On Twitter Friday, Musk wrote:
Will be an option to add solar power that generates 15 miles per day, possibly more. Would love this to be self-powered. Adding fold out solar wings would generate 30 to 40 miles per day. Avg miles per day in US is 30.
It’s a big step for the company, which has historically shunned adding panels directly onto the car. Musk has previously dismissed panels as offering little benefit versus placing panels on the roof of a house. But competitors like Sono Motors and Lightyear have announced vehicles that could cover the average commute entirely on sunlight, suggesting that panels on the car could hold value.
Tesla Cybertruck solar: how does it compare to other cars?
Tesla offers the Cybertruck in three configurations:
- $39,900: Single-motor rear-wheel drive with over 250 miles of range, over 7,500 pounds of towing capacity, and 0 to 60 mph in less than 6.5 seconds.
- $49,900: Dual-motor all-wheel drive with over 300 miles of range, over 10,000 pounds of towing capacity, and 0 to 60 mph in less than 4.5 seconds.
- $69,900: Tri-motor all-wheel drive with over 500 miles of range, over 14,000 pounds of towing capacity, and 0 to 60 mph in less than 2.9 seconds.
Beyond these models, Tesla has so far confirmed three optional extras: full self-driving at a cost of $7,000, an all-terrain vehicle with an unknown price, and now the solar addition.

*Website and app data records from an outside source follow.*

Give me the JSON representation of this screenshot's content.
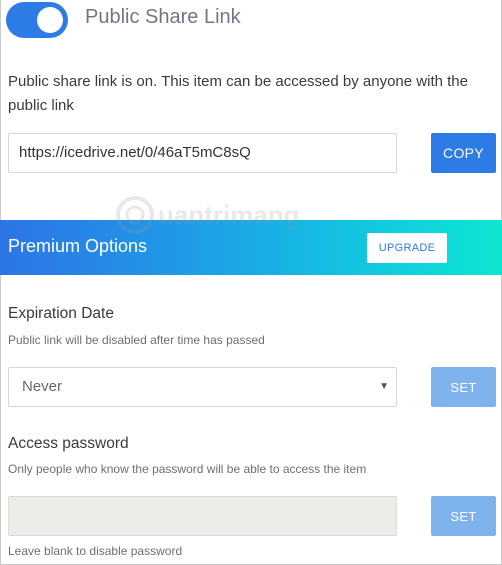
{
  "share": {
    "toggle_on": true,
    "title": "Public Share Link",
    "description": "Public share link is on. This item can be accessed by anyone with the public link",
    "link_value": "https://icedrive.net/0/46aT5mC8sQ",
    "copy_label": "COPY"
  },
  "premium": {
    "title": "Premium Options",
    "upgrade_label": "UPGRADE"
  },
  "expiration": {
    "label": "Expiration Date",
    "help": "Public link will be disabled after time has passed",
    "selected": "Never",
    "set_label": "SET"
  },
  "password": {
    "label": "Access password",
    "help": "Only people who know the password will be able to access the item",
    "value": "",
    "set_label": "SET",
    "footer_help": "Leave blank to disable password"
  },
  "watermark": {
    "text": "Quantrimang"
  },
  "colors": {
    "accent": "#2d7be5",
    "accent_disabled": "#7fb3ee",
    "banner_start": "#2d74e6",
    "banner_end": "#0ee6cf"
  }
}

Production is set to start in late 2021.
Musk claims the solar shade will add 15 miles per day. By comparison, the €25,000 Sono Motors’ Sion offers 158 miles on a full charge and can add around 21 miles of charge per day. The €149,000 Lightyear One can travel 450 miles on one charge and adds 7.5 miles per hour with its solar array.
Adding solar panels is something of a turnaround for Musk, who previously dismissed the idea. At the National Governors Association meeting in Rhode Island in July 2017, Musk suggested that panels on the cars are less helpful than on the home.

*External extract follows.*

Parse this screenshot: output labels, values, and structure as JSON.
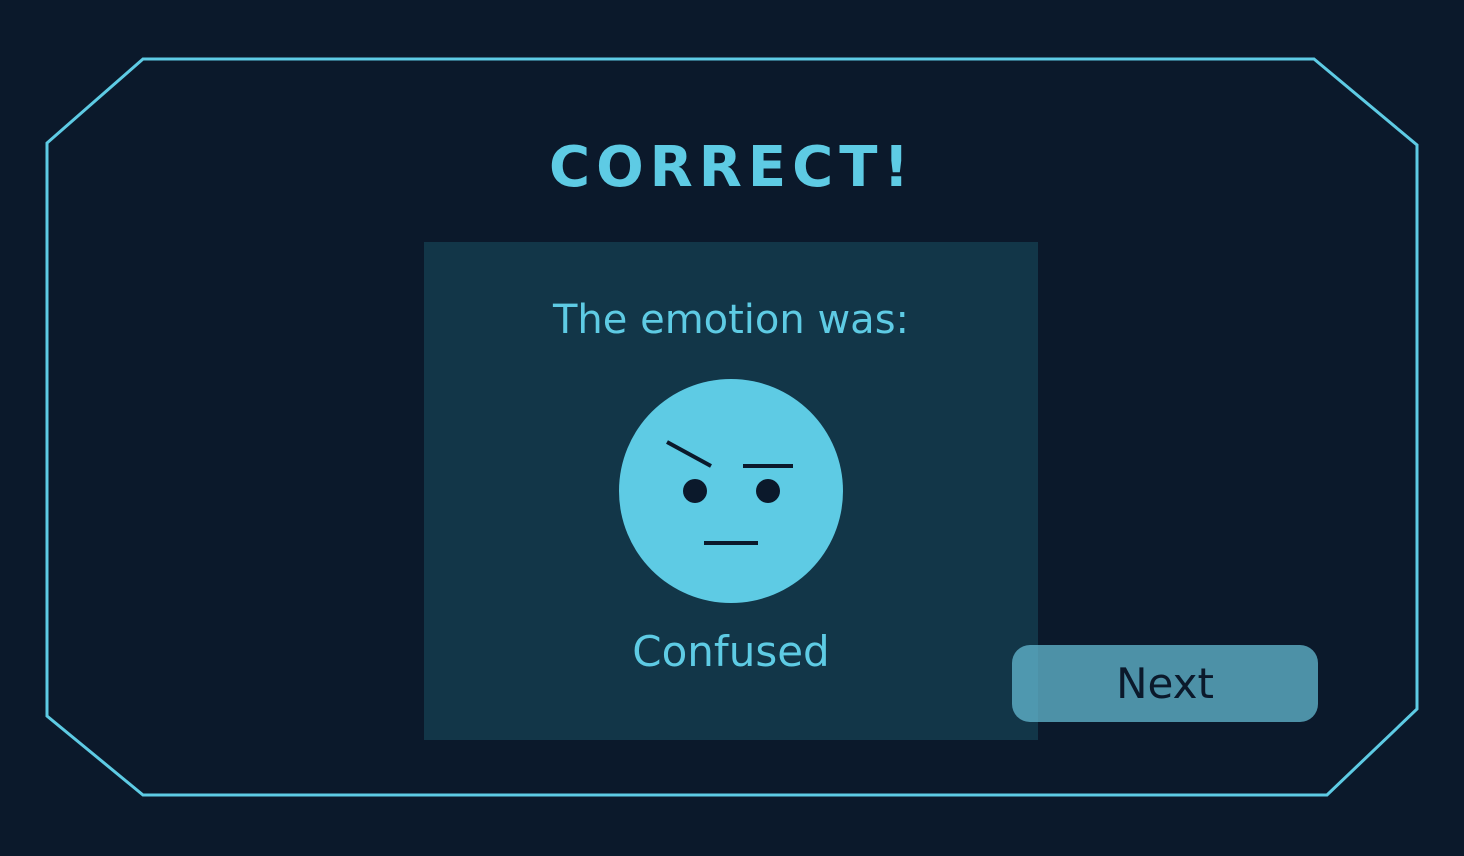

“Putting solar panels on the car itself?” Musk asked. “Not that helpful, because the actual surface of the car is not that much, and cars are often inside. The least efficient place to put solar is on the car.”
Tesla offers a selection of home-based solar products, a product line that came to fruition with Tesla’s purchase of SolarCity in late 2016. In October of that year, Musk unveiled a “house of the future” with a Tesla Model 3 charging in the garage, a Powerwall battery, and a Solar Roof completing the transition to zero-emissions energy in the home.

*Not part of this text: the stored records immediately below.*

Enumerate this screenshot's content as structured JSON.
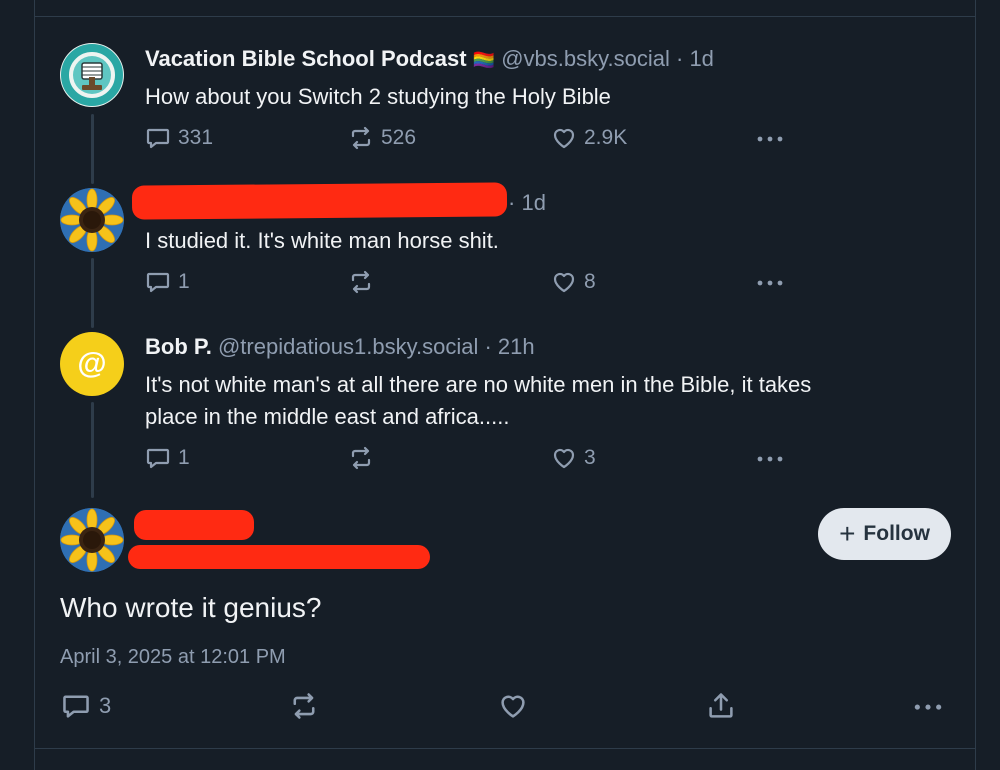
{
  "posts": [
    {
      "name": "Vacation Bible School Podcast",
      "flag": "🏳️‍🌈",
      "handle": "@vbs.bsky.social",
      "time": "1d",
      "text": "How about you Switch 2 studying the Holy Bible",
      "replies": "331",
      "reposts": "526",
      "likes": "2.9K"
    },
    {
      "time": "1d",
      "text": "I studied it. It's white man horse shit.",
      "replies": "1",
      "reposts": "",
      "likes": "8"
    },
    {
      "name": "Bob P.",
      "handle": "@trepidatious1.bsky.social",
      "time": "21h",
      "avatar_glyph": "@",
      "text_line1": "It's not white man's at all there are no white men in the Bible, it takes",
      "text_line2": "place in the middle east and africa.....",
      "replies": "1",
      "reposts": "",
      "likes": "3"
    }
  ],
  "main_post": {
    "follow_label": "Follow",
    "follow_plus": "+",
    "text": "Who wrote it genius?",
    "timestamp": "April 3, 2025 at 12:01 PM",
    "replies": "3"
  },
  "icons": [
    "reply-icon",
    "repost-icon",
    "like-icon",
    "more-icon",
    "share-icon",
    "plus-icon"
  ],
  "colors": {
    "background": "#161e27",
    "muted": "#8f9db0",
    "redaction": "#ff2a12",
    "follow_bg": "#e3e8ee"
  }
}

The company started installing the roof in the spring of 2018, but installations were limited. In March 2019, Musk declared that Tesla would focus more on solar products now Model 3 production had scaled up. This year it’s rolled out a retrofit solar option where users can rent on a monthly basis. It’s also rolled out a third-generation Solar Roof, which the firm claims costs less than a new roof plus solar and also enables faster installation times. The company’s third-generation supercharging system is also expected to enable the rollout of solar canopies, so users can charge their car from sunlight at up to 250 kilowatts.
With solar also coming to the Cybertruck, it seems Tesla is looking to get solar into more places than ever before.